START Material to process
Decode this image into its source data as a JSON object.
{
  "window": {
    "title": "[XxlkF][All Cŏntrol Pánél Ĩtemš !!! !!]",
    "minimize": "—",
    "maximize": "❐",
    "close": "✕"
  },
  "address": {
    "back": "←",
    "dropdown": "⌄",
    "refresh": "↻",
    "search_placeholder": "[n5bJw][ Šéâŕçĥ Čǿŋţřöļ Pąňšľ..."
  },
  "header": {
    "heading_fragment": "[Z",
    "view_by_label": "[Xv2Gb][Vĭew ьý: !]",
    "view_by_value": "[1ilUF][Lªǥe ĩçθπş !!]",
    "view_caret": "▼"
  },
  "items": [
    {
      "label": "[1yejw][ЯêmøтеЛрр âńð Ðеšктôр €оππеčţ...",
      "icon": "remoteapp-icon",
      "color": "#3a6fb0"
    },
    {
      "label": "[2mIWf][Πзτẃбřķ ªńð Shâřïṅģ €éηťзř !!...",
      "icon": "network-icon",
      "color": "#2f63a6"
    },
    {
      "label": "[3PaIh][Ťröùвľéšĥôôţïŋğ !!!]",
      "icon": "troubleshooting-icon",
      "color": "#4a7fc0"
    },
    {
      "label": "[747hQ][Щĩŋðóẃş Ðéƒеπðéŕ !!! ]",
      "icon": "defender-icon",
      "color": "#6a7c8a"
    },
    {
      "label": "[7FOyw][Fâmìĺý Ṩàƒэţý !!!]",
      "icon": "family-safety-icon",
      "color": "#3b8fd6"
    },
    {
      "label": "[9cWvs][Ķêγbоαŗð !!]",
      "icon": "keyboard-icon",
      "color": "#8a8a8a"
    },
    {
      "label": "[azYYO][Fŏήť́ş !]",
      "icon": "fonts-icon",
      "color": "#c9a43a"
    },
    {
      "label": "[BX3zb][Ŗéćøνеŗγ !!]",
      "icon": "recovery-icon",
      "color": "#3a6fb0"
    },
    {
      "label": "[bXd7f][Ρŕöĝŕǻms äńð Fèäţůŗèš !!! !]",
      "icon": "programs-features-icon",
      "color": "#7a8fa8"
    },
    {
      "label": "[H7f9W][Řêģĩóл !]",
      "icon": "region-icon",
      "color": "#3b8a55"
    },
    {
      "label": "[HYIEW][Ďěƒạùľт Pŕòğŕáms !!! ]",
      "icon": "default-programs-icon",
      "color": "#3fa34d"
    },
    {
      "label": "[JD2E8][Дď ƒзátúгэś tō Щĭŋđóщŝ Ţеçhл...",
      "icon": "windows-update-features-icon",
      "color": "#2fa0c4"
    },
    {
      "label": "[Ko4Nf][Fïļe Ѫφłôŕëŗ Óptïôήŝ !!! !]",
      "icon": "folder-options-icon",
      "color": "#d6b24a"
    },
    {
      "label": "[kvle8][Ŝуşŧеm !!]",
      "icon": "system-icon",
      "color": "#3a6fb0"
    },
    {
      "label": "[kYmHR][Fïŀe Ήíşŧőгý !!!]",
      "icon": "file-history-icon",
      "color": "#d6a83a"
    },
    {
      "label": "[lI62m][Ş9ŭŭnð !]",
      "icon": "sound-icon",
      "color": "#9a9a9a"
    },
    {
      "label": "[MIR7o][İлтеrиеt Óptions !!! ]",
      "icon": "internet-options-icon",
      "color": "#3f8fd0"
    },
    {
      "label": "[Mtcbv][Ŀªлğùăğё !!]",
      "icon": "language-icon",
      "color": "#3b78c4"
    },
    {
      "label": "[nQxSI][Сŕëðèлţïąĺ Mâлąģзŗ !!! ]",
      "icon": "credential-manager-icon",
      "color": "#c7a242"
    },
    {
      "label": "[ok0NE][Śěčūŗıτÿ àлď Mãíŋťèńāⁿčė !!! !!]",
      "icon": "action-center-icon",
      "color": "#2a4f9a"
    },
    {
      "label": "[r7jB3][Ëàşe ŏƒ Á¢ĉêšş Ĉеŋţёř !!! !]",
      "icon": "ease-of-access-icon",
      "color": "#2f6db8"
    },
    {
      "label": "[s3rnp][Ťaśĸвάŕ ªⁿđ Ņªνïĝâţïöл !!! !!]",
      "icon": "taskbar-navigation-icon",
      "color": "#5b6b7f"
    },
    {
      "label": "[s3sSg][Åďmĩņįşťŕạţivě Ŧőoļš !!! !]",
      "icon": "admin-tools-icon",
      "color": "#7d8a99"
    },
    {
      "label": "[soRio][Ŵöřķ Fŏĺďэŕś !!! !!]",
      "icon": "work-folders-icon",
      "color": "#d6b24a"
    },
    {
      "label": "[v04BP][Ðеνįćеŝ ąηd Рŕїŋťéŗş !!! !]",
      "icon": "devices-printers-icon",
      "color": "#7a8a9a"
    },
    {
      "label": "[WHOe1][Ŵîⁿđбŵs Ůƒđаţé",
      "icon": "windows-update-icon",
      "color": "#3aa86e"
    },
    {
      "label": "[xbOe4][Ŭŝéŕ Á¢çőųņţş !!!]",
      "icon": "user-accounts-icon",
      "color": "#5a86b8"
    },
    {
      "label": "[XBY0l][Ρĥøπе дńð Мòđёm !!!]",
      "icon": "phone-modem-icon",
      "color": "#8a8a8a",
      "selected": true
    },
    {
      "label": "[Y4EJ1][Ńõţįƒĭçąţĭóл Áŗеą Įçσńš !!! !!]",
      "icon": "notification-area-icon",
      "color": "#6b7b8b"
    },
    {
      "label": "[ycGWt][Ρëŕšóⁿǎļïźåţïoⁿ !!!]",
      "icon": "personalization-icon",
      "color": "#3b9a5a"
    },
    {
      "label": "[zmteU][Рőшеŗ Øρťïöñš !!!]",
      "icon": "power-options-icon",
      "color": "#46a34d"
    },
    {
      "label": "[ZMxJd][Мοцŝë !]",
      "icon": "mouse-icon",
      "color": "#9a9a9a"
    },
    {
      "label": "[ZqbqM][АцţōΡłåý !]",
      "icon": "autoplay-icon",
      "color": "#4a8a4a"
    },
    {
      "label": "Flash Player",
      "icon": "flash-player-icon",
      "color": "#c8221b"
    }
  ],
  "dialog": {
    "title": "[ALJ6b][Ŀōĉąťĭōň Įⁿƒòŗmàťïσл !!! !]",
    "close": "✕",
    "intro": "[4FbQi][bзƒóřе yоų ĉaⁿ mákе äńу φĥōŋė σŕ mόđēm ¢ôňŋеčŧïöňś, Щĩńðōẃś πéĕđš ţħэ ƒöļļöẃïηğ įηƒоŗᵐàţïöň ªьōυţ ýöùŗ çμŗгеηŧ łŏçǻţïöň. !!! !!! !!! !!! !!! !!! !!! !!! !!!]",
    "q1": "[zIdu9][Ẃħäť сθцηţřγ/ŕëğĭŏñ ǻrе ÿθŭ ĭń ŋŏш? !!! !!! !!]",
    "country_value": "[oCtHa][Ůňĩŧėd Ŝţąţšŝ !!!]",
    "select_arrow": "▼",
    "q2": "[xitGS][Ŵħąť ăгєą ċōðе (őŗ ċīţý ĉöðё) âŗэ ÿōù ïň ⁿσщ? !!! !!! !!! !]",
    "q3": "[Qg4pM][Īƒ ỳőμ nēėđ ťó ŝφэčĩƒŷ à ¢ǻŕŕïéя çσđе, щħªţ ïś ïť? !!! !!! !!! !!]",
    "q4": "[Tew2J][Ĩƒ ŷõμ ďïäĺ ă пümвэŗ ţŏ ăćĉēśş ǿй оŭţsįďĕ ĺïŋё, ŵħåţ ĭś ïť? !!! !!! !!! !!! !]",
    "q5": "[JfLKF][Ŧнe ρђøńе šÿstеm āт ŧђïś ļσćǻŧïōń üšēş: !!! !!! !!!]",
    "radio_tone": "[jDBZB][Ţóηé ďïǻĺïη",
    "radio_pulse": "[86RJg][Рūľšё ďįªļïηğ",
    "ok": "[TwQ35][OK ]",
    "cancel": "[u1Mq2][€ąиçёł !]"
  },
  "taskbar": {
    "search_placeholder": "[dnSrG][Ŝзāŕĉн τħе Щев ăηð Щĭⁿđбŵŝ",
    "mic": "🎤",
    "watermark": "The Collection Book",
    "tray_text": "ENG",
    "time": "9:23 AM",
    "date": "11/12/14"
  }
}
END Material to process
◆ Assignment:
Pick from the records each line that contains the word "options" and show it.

◆ Exercise output:
      "icon": "folder-options-icon",
      "icon": "internet-options-icon",
      "icon": "power-options-icon",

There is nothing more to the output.